A. American has been involved in prepping and survival communities since the early 1990s. An avid outdoorsman, he has a spent considerable time learning edible and medicinal plants and their uses as well as primitive survival skills. He currently resides in North Carolina on the edge of the Pisgah National Forest with his wife of more than twenty years and his three daughters. He is the author of Going Home and Surviving Home. His third novel, Escaping Home, will be published this fall.
When it all went wrong, I was two hundred miles from home. I traveled a lot for my job, and I always had my get-home bag in my car. It wasn’t that I expected things to fall apart, by nature I’m an optimist. But it always seemed to be the worst kind of irresponsibility to not be prepared. And it was that Boy Scout philosophy that saved my life.
The car quit, my phone was dead, and pretty soon I knew it wasn’t just me. Everyone on the road was stuck and looking for a way home. I had known for a long time that if things ever went to shit, the average person was screwed: no power, no water, no food, no way to communicate with the government that was supposed to be running the show. And I knew that in that situation, my fellow citizens would quickly become the biggest danger. What wouldn’t you do if you couldn’t feed your family?
But what I wasn’t prepared for was how quickly things would get bad. And in the weeks it took me to hoof it home, things got very bad indeed. The average person without food or water or hope would rob you for a meal. The average person in the same situation, but with kids to feed, might kill you.
I had thought about it a lot before the event, and I had tried to prepare. I didn’t worry too much about my wife and three girls. My house was off the grid; we had food stored, solar power, and an independent water system. More important, I had good friends and neighbors. I knew people like my buddy Danny would look out for Mel and the girls. All I had to do was get home to them and everything would be fine. That’s what I thought, at least.
Getting there wasn’t easy. I got real lucky: I hooked up with Thad and Jess, and we looked out for each other. When I got shot, they saved my life and we were luckier still: we met Linus MitchellSargea retired soldier, and some of his army buddies. They got me back on my feet and made it possible for Jess, Thad and I to make it home to our families.
Coming home was the single best moment of my life. Things in my neighborhood were under control, and despite that the world had gone to hell, for a little while, it seemed like it was all going to be okay. We had a cookout the night I came home, and it wasn’t very different from other gatherings like that we had had a hundred times before: family, friends and hope.
I know myself pretty well, and sometimes I can be kind of harsh about how people are adjusting to the world we live in now. It’s a new world with new rules, and everybody has to make do for themselves. You have to make sure your family gets fed and make sure they’re safe. There are too many people waiting for Uncle Sugar to fix things, people who thought at the beginning that if they just waited, things would go back to normal. But if I’m honest, the first night I got home, I wasn’t too different. I thought the hard part was behind me, and I had no idea how bad things were going to get. I figured if I took care of my own, the rest would sort itself out. But I was wrong.
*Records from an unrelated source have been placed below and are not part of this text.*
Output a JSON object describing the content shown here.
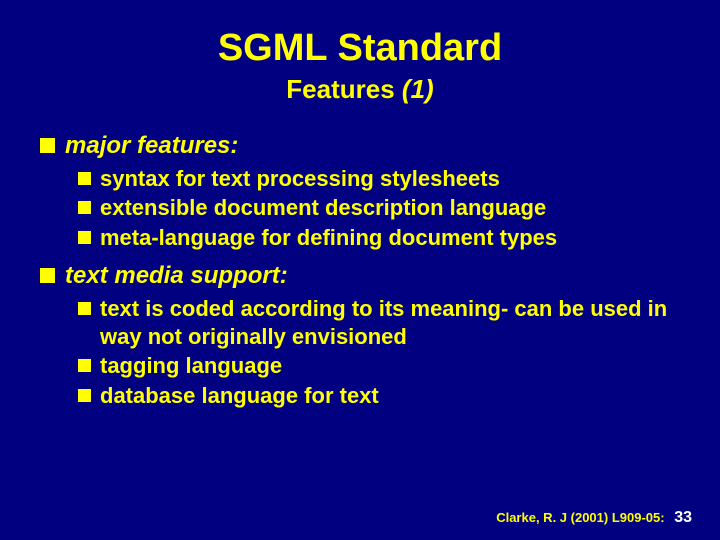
{
  "title": "SGML Standard",
  "subtitle_prefix": "Features ",
  "subtitle_paren": "(1)",
  "sections": {
    "s1": {
      "heading": "major features:",
      "items": [
        "syntax for text processing stylesheets",
        "extensible document description language",
        "meta-language for defining document types"
      ]
    },
    "s2": {
      "heading": "text media support:",
      "items": [
        "text is coded according to its meaning- can be used in way not originally envisioned",
        "tagging language",
        "database language for text"
      ]
    }
  },
  "footer": {
    "citation": "Clarke, R. J (2001) L909-05:",
    "page": "33"
  }
}
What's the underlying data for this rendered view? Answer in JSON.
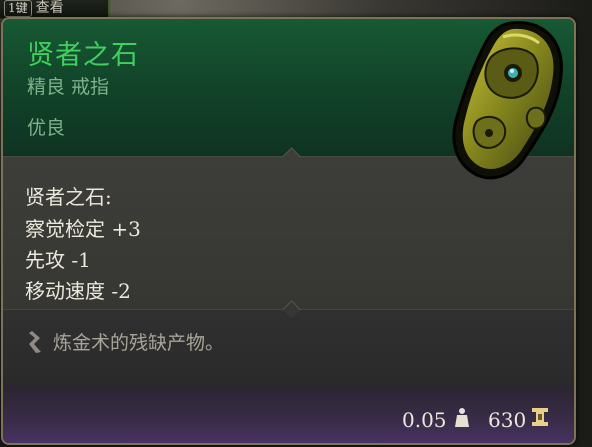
{
  "hotkey_bar": {
    "key": "1键",
    "label": "查看"
  },
  "item": {
    "name": "贤者之石",
    "type": "精良 戒指",
    "rarity": "优良",
    "stats": [
      "贤者之石:",
      "察觉检定 +3",
      "先攻 -1",
      "移动速度 -2"
    ],
    "description": "炼金术的残缺产物。",
    "weight": "0.05",
    "price": "630",
    "icon": "stone-amulet-icon"
  },
  "colors": {
    "name": "#3fd05e",
    "subtitle": "#7bb38a",
    "stats_text": "#ece8dc",
    "description": "#a8a49a",
    "border": "#7f7356"
  }
}
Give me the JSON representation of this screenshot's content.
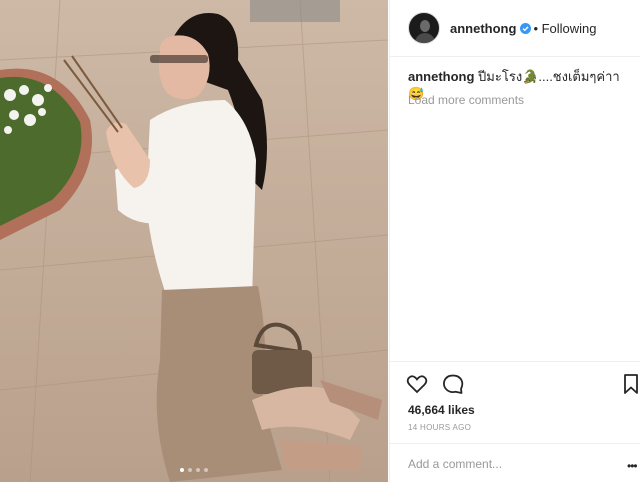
{
  "post": {
    "username": "annethong",
    "follow_status": "• Following",
    "caption_user": "annethong",
    "caption_text": " ปีมะโรง🐊....ชงเต็มๆค่าา😅",
    "load_more": "Load more comments",
    "likes": "46,664 likes",
    "time": "14 HOURS AGO",
    "comment_placeholder": "Add a comment...",
    "more_options": "•••"
  },
  "carousel": {
    "slides": 4,
    "active": 1
  },
  "colors": {
    "verified": "#3897f0",
    "muted": "#999999",
    "text": "#262626",
    "divider": "#efefef"
  },
  "icons": [
    "verified-badge-icon",
    "heart-icon",
    "comment-icon",
    "bookmark-icon",
    "ellipsis-icon"
  ]
}
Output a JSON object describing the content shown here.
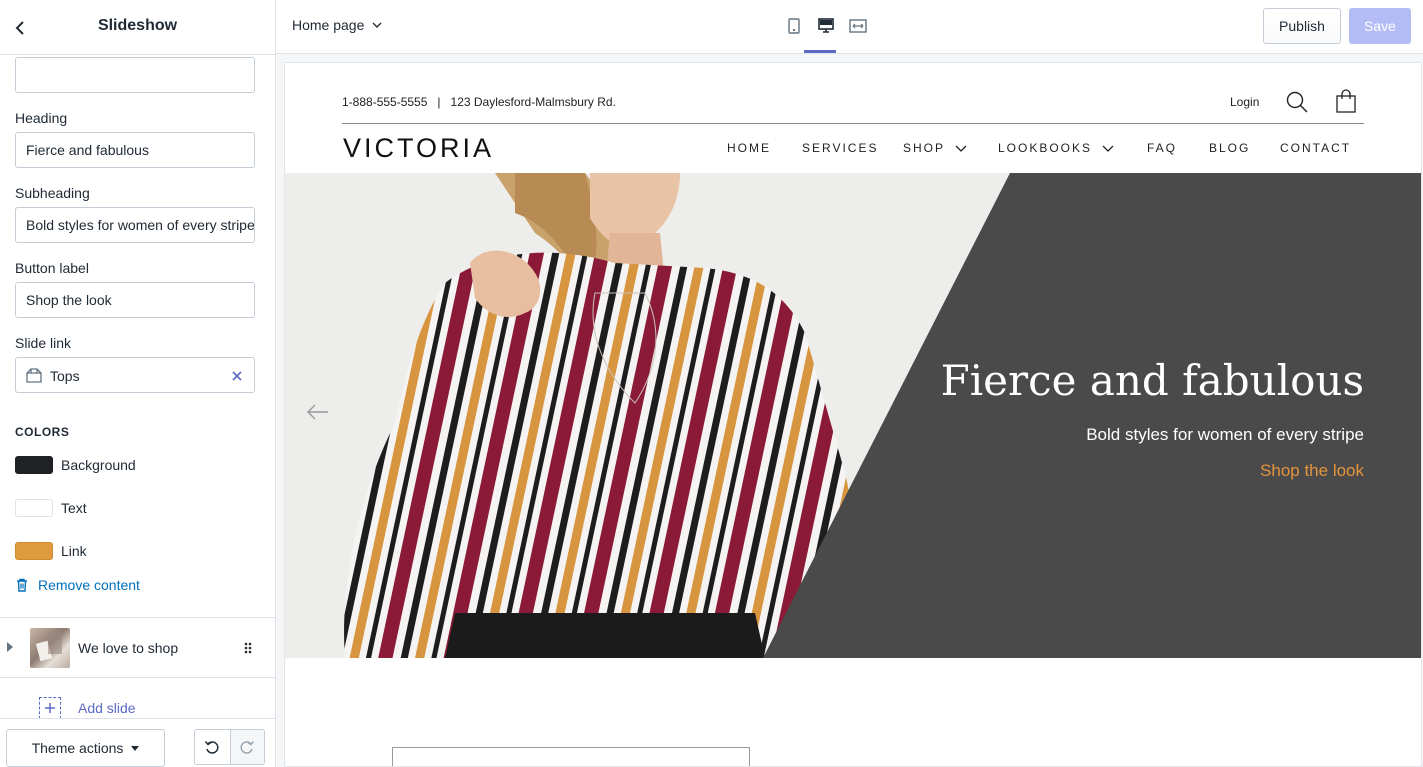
{
  "sidebar": {
    "title": "Slideshow",
    "fields": {
      "heading_label": "Heading",
      "heading_value": "Fierce and fabulous",
      "subheading_label": "Subheading",
      "subheading_value": "Bold styles for women of every stripe",
      "button_label_label": "Button label",
      "button_label_value": "Shop the look",
      "slide_link_label": "Slide link",
      "slide_link_value": "Tops"
    },
    "colors": {
      "heading": "COLORS",
      "items": [
        {
          "label": "Background",
          "hex": "#1f2125"
        },
        {
          "label": "Text",
          "hex": "#ffffff"
        },
        {
          "label": "Link",
          "hex": "#e09a3e"
        }
      ]
    },
    "remove_label": "Remove content",
    "slide_item": "We love to shop",
    "add_slide": "Add slide",
    "footer": {
      "theme_actions": "Theme actions"
    }
  },
  "topbar": {
    "page": "Home page",
    "publish": "Publish",
    "save": "Save",
    "active_view": "desktop"
  },
  "store": {
    "contact": "1-888-555-5555   |   123 Daylesford-Malmsbury Rd.",
    "login": "Login",
    "logo": "VICTORIA",
    "nav": [
      "HOME",
      "SERVICES",
      "SHOP",
      "LOOKBOOKS",
      "FAQ",
      "BLOG",
      "CONTACT"
    ],
    "hero": {
      "title": "Fierce and fabulous",
      "subtitle": "Bold styles for women of every stripe",
      "link": "Shop the look"
    }
  },
  "accent": "#5c6ac4"
}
We went to bed early after the cookout. It was nice to sleep in my own bed with my wife beside
No electricity. No running water. No food. No end in sight. If life as you knew it changed in an instant, would you be prepared?
In A. American’s first novel, Going Home, readers were introduced to Morgan Carter, the resourceful, tough-as-nails survivalist who embarks on a treacherous 250-mile journey across Florida following the collapse of the nation’s power grid. Now reunited with his loving wife and daughters in this follow-up to Going Home, Morgan knows that their happiness is fleeting, as the worst is yet to come. Though for years Morgan has been diligently preparing for emergency situations, many of his neighbors are completely unready for life in this strange new worldand they’re starting to get restless.
With the help of his closest companions, Morgan fights to keeps his home secureonly to discover shocking information about the state of the nation in the process.
Fans of James Wesley Rawles, William R. Forstchen's One Second After, and The End by G. Michael Hopf will revel in A. American's apocalyptic tale.